### [What is being asked]
Give back all of the records underneath exactly, with no omissions.
======== Source material ========
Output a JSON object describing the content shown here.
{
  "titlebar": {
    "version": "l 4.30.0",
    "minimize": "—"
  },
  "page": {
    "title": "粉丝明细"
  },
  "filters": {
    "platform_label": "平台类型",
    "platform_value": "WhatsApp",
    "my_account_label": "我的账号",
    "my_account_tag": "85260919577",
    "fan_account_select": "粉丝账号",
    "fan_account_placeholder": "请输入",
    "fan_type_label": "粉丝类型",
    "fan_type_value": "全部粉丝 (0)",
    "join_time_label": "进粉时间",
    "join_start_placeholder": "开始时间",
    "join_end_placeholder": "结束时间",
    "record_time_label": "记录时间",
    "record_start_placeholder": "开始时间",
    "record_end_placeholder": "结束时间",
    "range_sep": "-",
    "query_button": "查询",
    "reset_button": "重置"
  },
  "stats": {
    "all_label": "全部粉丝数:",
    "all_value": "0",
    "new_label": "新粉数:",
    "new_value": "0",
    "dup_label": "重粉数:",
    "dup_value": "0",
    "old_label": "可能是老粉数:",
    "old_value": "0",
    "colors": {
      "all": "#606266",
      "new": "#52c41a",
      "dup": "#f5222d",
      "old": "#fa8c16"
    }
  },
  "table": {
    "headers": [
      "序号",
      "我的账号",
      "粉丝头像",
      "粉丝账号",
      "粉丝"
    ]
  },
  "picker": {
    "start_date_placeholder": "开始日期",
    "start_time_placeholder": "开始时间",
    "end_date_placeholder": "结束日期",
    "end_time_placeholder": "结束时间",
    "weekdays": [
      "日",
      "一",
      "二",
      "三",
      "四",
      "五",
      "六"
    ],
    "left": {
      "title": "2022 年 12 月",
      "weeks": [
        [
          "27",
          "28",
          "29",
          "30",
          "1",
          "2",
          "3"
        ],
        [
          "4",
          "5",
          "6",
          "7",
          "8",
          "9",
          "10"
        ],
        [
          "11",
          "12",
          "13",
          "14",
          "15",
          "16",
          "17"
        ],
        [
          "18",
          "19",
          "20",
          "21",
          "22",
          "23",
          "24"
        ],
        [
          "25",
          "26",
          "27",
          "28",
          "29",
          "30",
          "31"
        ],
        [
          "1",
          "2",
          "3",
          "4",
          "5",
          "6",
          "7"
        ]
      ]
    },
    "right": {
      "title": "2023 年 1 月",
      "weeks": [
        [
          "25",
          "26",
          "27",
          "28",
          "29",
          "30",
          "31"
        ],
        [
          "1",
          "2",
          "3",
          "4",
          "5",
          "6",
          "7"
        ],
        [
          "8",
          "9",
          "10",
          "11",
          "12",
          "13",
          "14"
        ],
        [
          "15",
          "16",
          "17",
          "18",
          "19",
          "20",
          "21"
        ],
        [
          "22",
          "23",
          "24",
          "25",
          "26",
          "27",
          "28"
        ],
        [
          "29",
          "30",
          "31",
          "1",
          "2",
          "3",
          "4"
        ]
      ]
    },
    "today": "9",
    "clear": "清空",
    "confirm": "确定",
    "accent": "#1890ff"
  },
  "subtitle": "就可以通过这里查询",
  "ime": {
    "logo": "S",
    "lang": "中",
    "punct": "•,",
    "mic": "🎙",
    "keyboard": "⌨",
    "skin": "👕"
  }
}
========
### [Task response]
Output a JSON object describing the content shown here.
{
  "titlebar": {
    "version": "l 4.30.0",
    "minimize": "—"
  },
  "page": {
    "title": "粉丝明细"
  },
  "filters": {
    "platform_label": "平台类型",
    "platform_value": "WhatsApp",
    "my_account_label": "我的账号",
    "my_account_tag": "85260919577",
    "fan_account_select": "粉丝账号",
    "fan_account_placeholder": "请输入",
    "fan_type_label": "粉丝类型",
    "fan_type_value": "全部粉丝 (0)",
    "join_time_label": "进粉时间",
    "join_start_placeholder": "开始时间",
    "join_end_placeholder": "结束时间",
    "record_time_label": "记录时间",
    "record_start_placeholder": "开始时间",
    "record_end_placeholder": "结束时间",
    "range_sep": "-",
    "query_button": "查询",
    "reset_button": "重置"
  },
  "stats": {
    "all_label": "全部粉丝数:",
    "all_value": "0",
    "new_label": "新粉数:",
    "new_value": "0",
    "dup_label": "重粉数:",
    "dup_value": "0",
    "old_label": "可能是老粉数:",
    "old_value": "0",
    "colors": {
      "all": "#606266",
      "new": "#52c41a",
      "dup": "#f5222d",
      "old": "#fa8c16"
    }
  },
  "table": {
    "headers": [
      "序号",
      "我的账号",
      "粉丝头像",
      "粉丝账号",
      "粉丝"
    ]
  },
  "picker": {
    "start_date_placeholder": "开始日期",
    "start_time_placeholder": "开始时间",
    "end_date_placeholder": "结束日期",
    "end_time_placeholder": "结束时间",
    "weekdays": [
      "日",
      "一",
      "二",
      "三",
      "四",
      "五",
      "六"
    ],
    "left": {
      "title": "2022 年 12 月",
      "weeks": [
        [
          "27",
          "28",
          "29",
          "30",
          "1",
          "2",
          "3"
        ],
        [
          "4",
          "5",
          "6",
          "7",
          "8",
          "9",
          "10"
        ],
        [
          "11",
          "12",
          "13",
          "14",
          "15",
          "16",
          "17"
        ],
        [
          "18",
          "19",
          "20",
          "21",
          "22",
          "23",
          "24"
        ],
        [
          "25",
          "26",
          "27",
          "28",
          "29",
          "30",
          "31"
        ],
        [
          "1",
          "2",
          "3",
          "4",
          "5",
          "6",
          "7"
        ]
      ]
    },
    "right": {
      "title": "2023 年 1 月",
      "weeks": [
        [
          "25",
          "26",
          "27",
          "28",
          "29",
          "30",
          "31"
        ],
        [
          "1",
          "2",
          "3",
          "4",
          "5",
          "6",
          "7"
        ],
        [
          "8",
          "9",
          "10",
          "11",
          "12",
          "13",
          "14"
        ],
        [
          "15",
          "16",
          "17",
          "18",
          "19",
          "20",
          "21"
        ],
        [
          "22",
          "23",
          "24",
          "25",
          "26",
          "27",
          "28"
        ],
        [
          "29",
          "30",
          "31",
          "1",
          "2",
          "3",
          "4"
        ]
      ]
    },
    "today": "9",
    "clear": "清空",
    "confirm": "确定",
    "accent": "#1890ff"
  },
  "subtitle": "就可以通过这里查询",
  "ime": {
    "logo": "S",
    "lang": "中",
    "punct": "•,",
    "mic": "🎙",
    "keyboard": "⌨",
    "skin": "👕"
  }
}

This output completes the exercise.